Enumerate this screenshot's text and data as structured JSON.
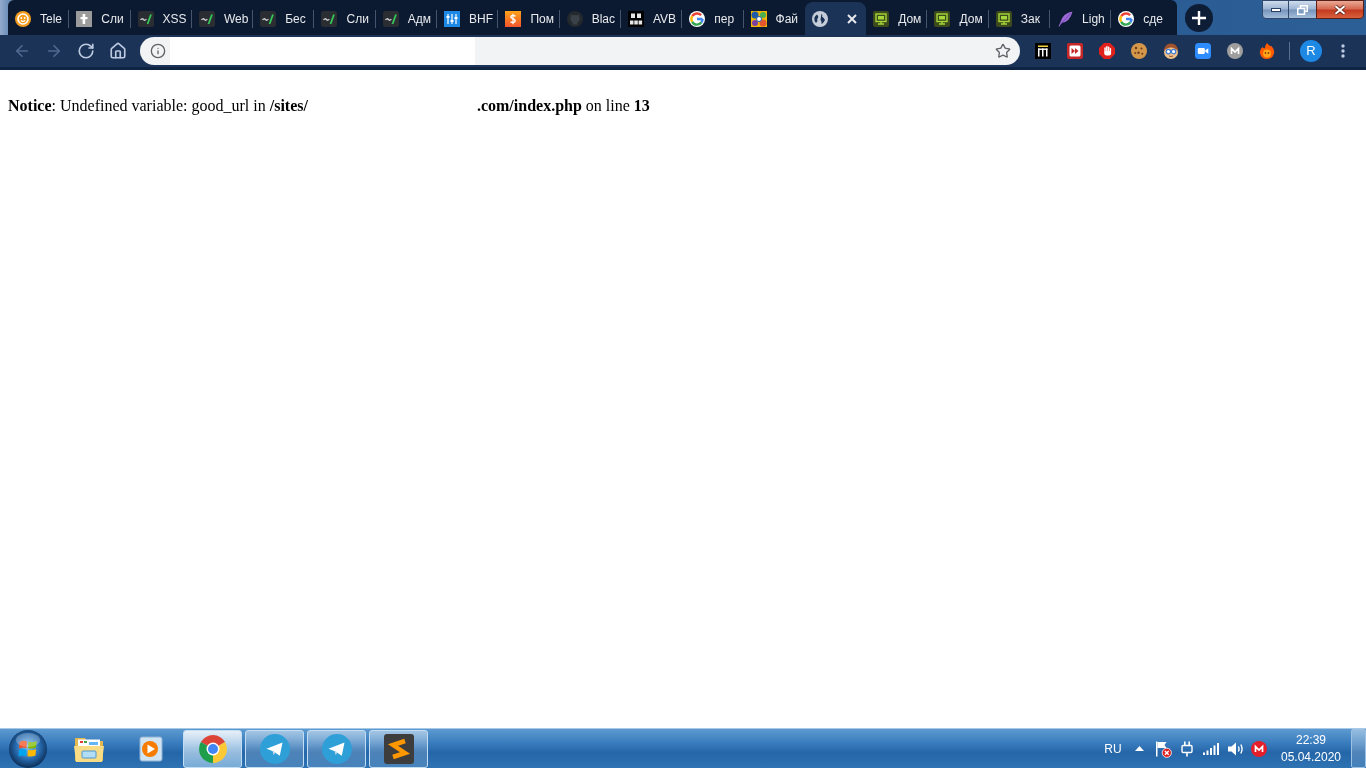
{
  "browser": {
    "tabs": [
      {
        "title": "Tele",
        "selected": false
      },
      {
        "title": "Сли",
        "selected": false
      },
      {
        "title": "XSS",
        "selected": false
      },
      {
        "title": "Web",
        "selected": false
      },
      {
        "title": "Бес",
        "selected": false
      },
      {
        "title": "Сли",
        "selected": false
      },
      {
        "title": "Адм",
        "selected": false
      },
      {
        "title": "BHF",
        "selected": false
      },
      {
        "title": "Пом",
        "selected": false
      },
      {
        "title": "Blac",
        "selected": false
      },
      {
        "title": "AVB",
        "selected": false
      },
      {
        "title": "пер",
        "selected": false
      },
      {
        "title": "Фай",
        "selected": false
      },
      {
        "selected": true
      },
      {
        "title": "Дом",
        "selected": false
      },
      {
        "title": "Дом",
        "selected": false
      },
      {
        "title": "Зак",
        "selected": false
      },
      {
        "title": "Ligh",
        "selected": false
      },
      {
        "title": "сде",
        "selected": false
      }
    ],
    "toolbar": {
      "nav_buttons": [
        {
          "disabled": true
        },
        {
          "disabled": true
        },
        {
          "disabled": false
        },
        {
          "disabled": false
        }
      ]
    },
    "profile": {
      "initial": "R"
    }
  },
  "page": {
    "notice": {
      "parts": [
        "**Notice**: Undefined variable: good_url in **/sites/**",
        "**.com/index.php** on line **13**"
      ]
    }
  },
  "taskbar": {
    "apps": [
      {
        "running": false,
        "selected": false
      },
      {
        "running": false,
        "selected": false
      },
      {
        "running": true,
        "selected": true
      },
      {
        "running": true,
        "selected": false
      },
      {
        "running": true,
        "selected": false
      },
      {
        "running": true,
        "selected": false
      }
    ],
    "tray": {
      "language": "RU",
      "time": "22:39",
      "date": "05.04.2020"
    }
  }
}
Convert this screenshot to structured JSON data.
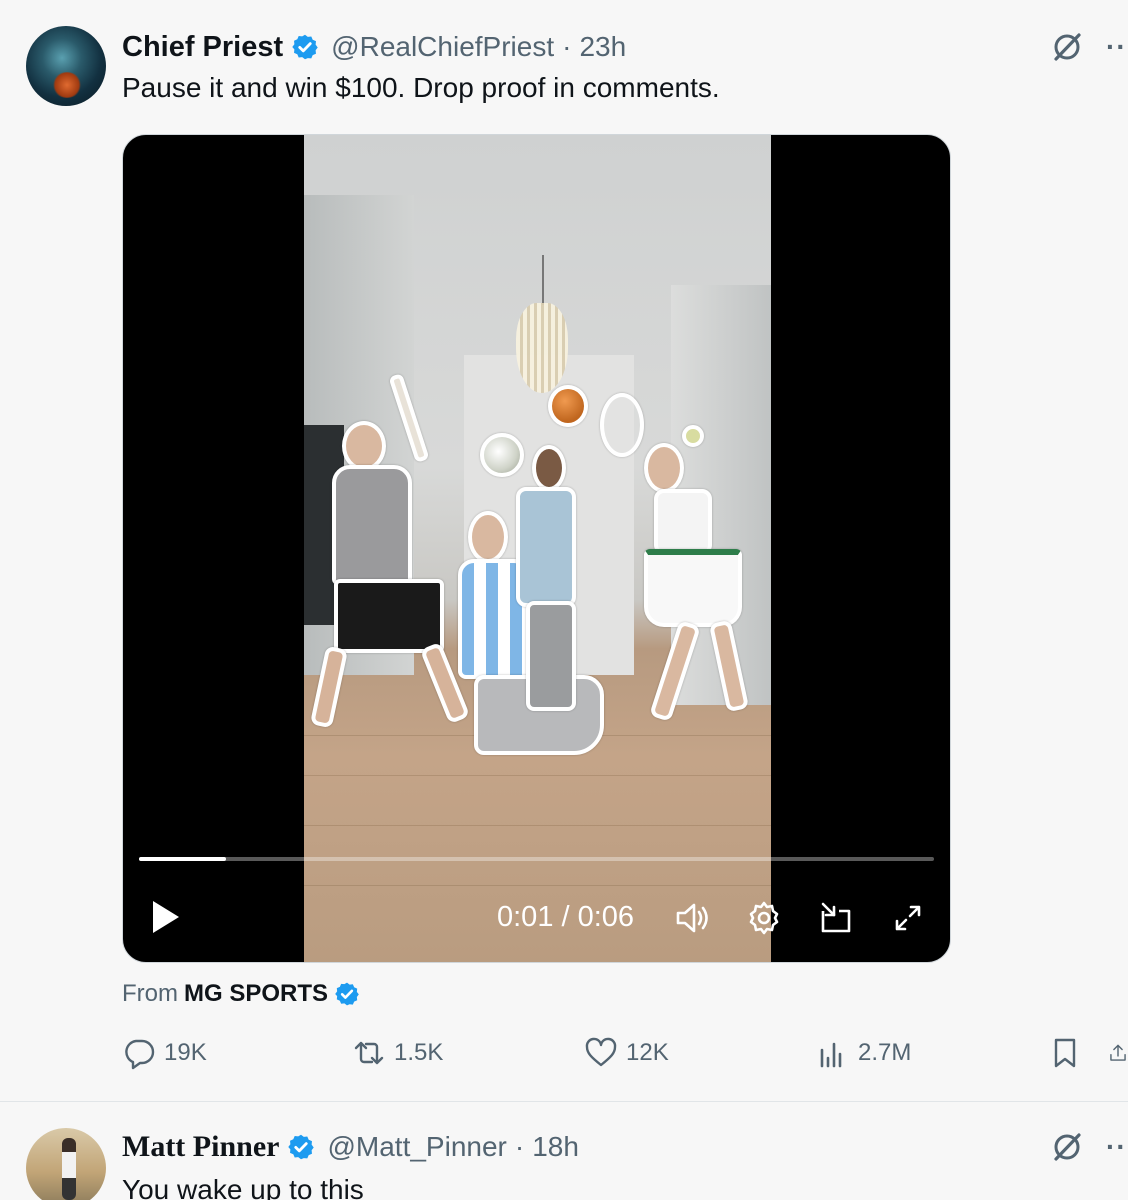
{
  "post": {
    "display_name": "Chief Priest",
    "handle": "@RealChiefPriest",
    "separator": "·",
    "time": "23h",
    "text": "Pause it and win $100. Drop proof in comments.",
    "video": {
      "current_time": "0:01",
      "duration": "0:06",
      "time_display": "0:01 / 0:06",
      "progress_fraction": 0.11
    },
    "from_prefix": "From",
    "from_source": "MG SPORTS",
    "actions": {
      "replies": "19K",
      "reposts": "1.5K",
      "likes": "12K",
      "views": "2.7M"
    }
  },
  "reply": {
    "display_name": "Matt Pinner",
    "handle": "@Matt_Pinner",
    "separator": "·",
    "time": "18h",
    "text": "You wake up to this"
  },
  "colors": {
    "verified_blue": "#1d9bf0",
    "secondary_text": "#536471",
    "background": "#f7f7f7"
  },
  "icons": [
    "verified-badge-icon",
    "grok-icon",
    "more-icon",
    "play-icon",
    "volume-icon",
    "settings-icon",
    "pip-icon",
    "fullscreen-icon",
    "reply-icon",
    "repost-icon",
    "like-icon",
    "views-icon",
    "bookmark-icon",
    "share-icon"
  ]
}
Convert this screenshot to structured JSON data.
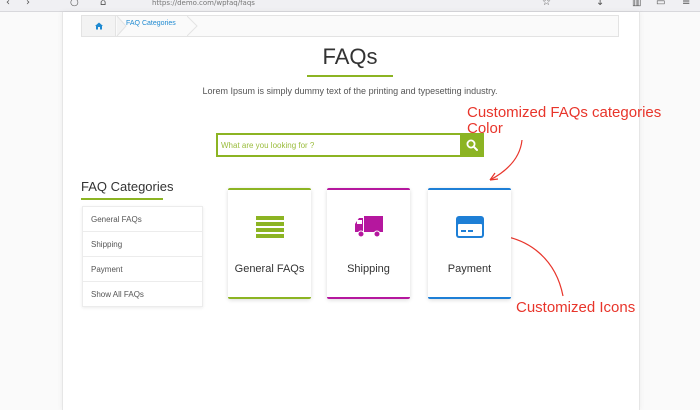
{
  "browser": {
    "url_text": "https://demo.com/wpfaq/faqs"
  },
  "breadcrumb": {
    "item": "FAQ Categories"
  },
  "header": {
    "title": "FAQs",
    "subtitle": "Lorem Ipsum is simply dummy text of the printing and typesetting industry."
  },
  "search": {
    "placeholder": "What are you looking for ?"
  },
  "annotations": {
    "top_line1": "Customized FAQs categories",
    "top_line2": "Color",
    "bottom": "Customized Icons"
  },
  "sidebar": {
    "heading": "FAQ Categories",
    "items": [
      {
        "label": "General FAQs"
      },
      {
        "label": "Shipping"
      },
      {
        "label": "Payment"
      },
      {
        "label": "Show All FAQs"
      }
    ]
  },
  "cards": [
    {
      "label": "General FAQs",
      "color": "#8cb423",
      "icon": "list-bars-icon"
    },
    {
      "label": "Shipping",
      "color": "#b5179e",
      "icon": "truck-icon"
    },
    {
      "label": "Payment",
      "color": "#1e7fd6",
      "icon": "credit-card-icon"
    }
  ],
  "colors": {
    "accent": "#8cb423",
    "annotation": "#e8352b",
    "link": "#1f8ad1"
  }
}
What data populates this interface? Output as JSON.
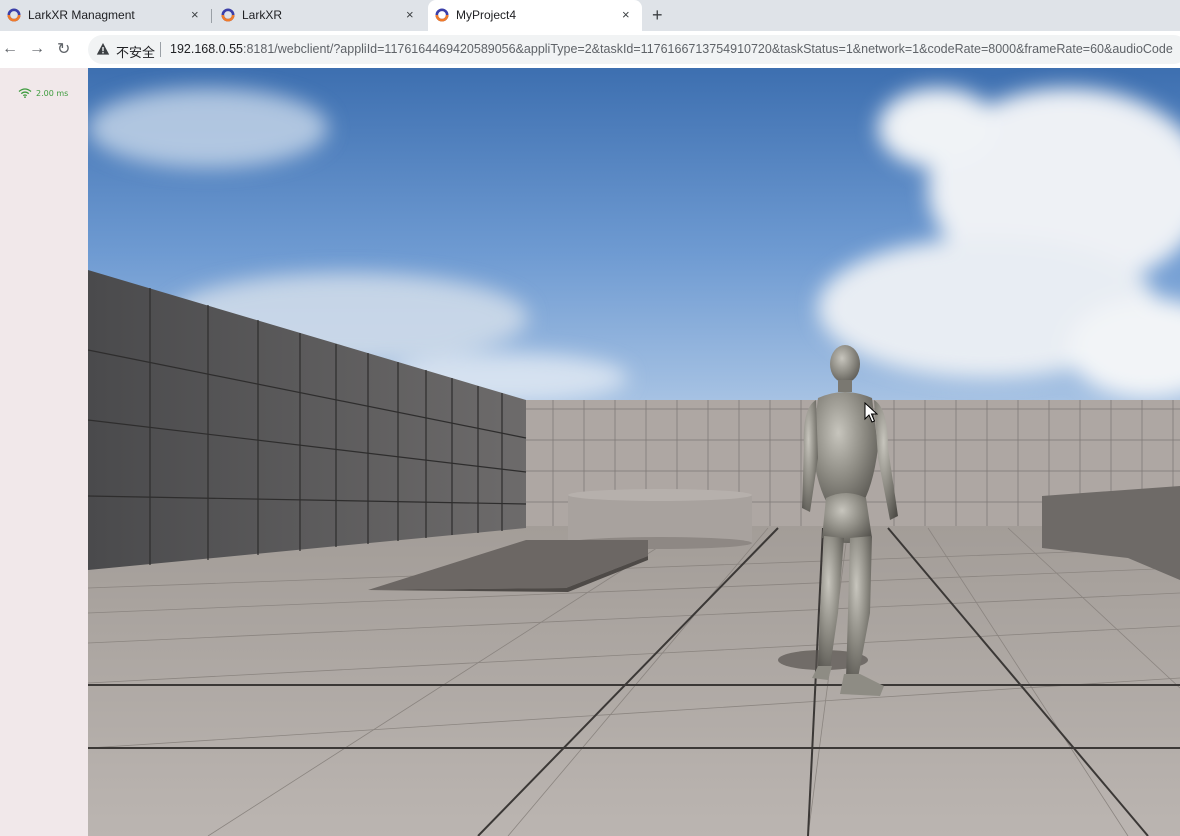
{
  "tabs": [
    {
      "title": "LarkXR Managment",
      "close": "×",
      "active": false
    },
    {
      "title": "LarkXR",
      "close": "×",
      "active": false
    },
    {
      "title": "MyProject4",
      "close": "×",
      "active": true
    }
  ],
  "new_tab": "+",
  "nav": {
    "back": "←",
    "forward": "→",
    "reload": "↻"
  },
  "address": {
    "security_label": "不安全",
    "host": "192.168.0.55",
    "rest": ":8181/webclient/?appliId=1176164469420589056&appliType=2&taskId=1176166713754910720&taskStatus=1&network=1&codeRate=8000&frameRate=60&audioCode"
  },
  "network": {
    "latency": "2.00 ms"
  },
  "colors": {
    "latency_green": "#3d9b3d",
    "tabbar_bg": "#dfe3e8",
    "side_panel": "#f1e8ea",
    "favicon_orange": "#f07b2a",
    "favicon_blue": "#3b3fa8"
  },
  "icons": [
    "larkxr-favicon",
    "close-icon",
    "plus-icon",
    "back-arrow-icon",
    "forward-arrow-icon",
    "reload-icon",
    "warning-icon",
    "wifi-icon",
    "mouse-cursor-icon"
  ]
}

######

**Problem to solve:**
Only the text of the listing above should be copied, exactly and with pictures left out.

**Solution to the exercise:**
Enumerate this screenshot's text and data as structured JSON.
{
  "browser": {
    "tabs": [
      {
        "title": "Tele",
        "selected": false
      },
      {
        "title": "Сли",
        "selected": false
      },
      {
        "title": "XSS",
        "selected": false
      },
      {
        "title": "Web",
        "selected": false
      },
      {
        "title": "Бес",
        "selected": false
      },
      {
        "title": "Сли",
        "selected": false
      },
      {
        "title": "Адм",
        "selected": false
      },
      {
        "title": "BHF",
        "selected": false
      },
      {
        "title": "Пом",
        "selected": false
      },
      {
        "title": "Blac",
        "selected": false
      },
      {
        "title": "AVB",
        "selected": false
      },
      {
        "title": "пер",
        "selected": false
      },
      {
        "title": "Фай",
        "selected": false
      },
      {
        "selected": true
      },
      {
        "title": "Дом",
        "selected": false
      },
      {
        "title": "Дом",
        "selected": false
      },
      {
        "title": "Зак",
        "selected": false
      },
      {
        "title": "Ligh",
        "selected": false
      },
      {
        "title": "сде",
        "selected": false
      }
    ],
    "toolbar": {
      "nav_buttons": [
        {
          "disabled": true
        },
        {
          "disabled": true
        },
        {
          "disabled": false
        },
        {
          "disabled": false
        }
      ]
    },
    "profile": {
      "initial": "R"
    }
  },
  "page": {
    "notice": {
      "parts": [
        "**Notice**: Undefined variable: good_url in **/sites/**",
        "**.com/index.php** on line **13**"
      ]
    }
  },
  "taskbar": {
    "apps": [
      {
        "running": false,
        "selected": false
      },
      {
        "running": false,
        "selected": false
      },
      {
        "running": true,
        "selected": true
      },
      {
        "running": true,
        "selected": false
      },
      {
        "running": true,
        "selected": false
      },
      {
        "running": true,
        "selected": false
      }
    ],
    "tray": {
      "language": "RU",
      "time": "22:39",
      "date": "05.04.2020"
    }
  }
}
Convert this screenshot to structured JSON data.
{
  "post": {
    "display_name": "Chief Priest",
    "handle": "@RealChiefPriest",
    "separator": "·",
    "time": "23h",
    "text": "Pause it and win $100. Drop proof in comments.",
    "video": {
      "current_time": "0:01",
      "duration": "0:06",
      "time_display": "0:01 / 0:06",
      "progress_fraction": 0.11
    },
    "from_prefix": "From",
    "from_source": "MG SPORTS",
    "actions": {
      "replies": "19K",
      "reposts": "1.5K",
      "likes": "12K",
      "views": "2.7M"
    }
  },
  "reply": {
    "display_name": "Matt Pinner",
    "handle": "@Matt_Pinner",
    "separator": "·",
    "time": "18h",
    "text": "You wake up to this"
  },
  "colors": {
    "verified_blue": "#1d9bf0",
    "secondary_text": "#536471",
    "background": "#f7f7f7"
  },
  "icons": [
    "verified-badge-icon",
    "grok-icon",
    "more-icon",
    "play-icon",
    "volume-icon",
    "settings-icon",
    "pip-icon",
    "fullscreen-icon",
    "reply-icon",
    "repost-icon",
    "like-icon",
    "views-icon",
    "bookmark-icon",
    "share-icon"
  ]
}
Convert this screenshot to structured JSON data.
{
  "browser": {
    "url_text": "https://demo.com/wpfaq/faqs"
  },
  "breadcrumb": {
    "item": "FAQ Categories"
  },
  "header": {
    "title": "FAQs",
    "subtitle": "Lorem Ipsum is simply dummy text of the printing and typesetting industry."
  },
  "search": {
    "placeholder": "What are you looking for ?"
  },
  "annotations": {
    "top_line1": "Customized FAQs categories",
    "top_line2": "Color",
    "bottom": "Customized Icons"
  },
  "sidebar": {
    "heading": "FAQ Categories",
    "items": [
      {
        "label": "General FAQs"
      },
      {
        "label": "Shipping"
      },
      {
        "label": "Payment"
      },
      {
        "label": "Show All FAQs"
      }
    ]
  },
  "cards": [
    {
      "label": "General FAQs",
      "color": "#8cb423",
      "icon": "list-bars-icon"
    },
    {
      "label": "Shipping",
      "color": "#b5179e",
      "icon": "truck-icon"
    },
    {
      "label": "Payment",
      "color": "#1e7fd6",
      "icon": "credit-card-icon"
    }
  ],
  "colors": {
    "accent": "#8cb423",
    "annotation": "#e8352b",
    "link": "#1f8ad1"
  }
}
What data populates this interface? Output as JSON.
{
  "tabs": [
    {
      "title": "LarkXR Managment",
      "close": "×",
      "active": false
    },
    {
      "title": "LarkXR",
      "close": "×",
      "active": false
    },
    {
      "title": "MyProject4",
      "close": "×",
      "active": true
    }
  ],
  "new_tab": "+",
  "nav": {
    "back": "←",
    "forward": "→",
    "reload": "↻"
  },
  "address": {
    "security_label": "不安全",
    "host": "192.168.0.55",
    "rest": ":8181/webclient/?appliId=1176164469420589056&appliType=2&taskId=1176166713754910720&taskStatus=1&network=1&codeRate=8000&frameRate=60&audioCode"
  },
  "network": {
    "latency": "2.00 ms"
  },
  "colors": {
    "latency_green": "#3d9b3d",
    "tabbar_bg": "#dfe3e8",
    "side_panel": "#f1e8ea",
    "favicon_orange": "#f07b2a",
    "favicon_blue": "#3b3fa8"
  },
  "icons": [
    "larkxr-favicon",
    "close-icon",
    "plus-icon",
    "back-arrow-icon",
    "forward-arrow-icon",
    "reload-icon",
    "warning-icon",
    "wifi-icon",
    "mouse-cursor-icon"
  ]
}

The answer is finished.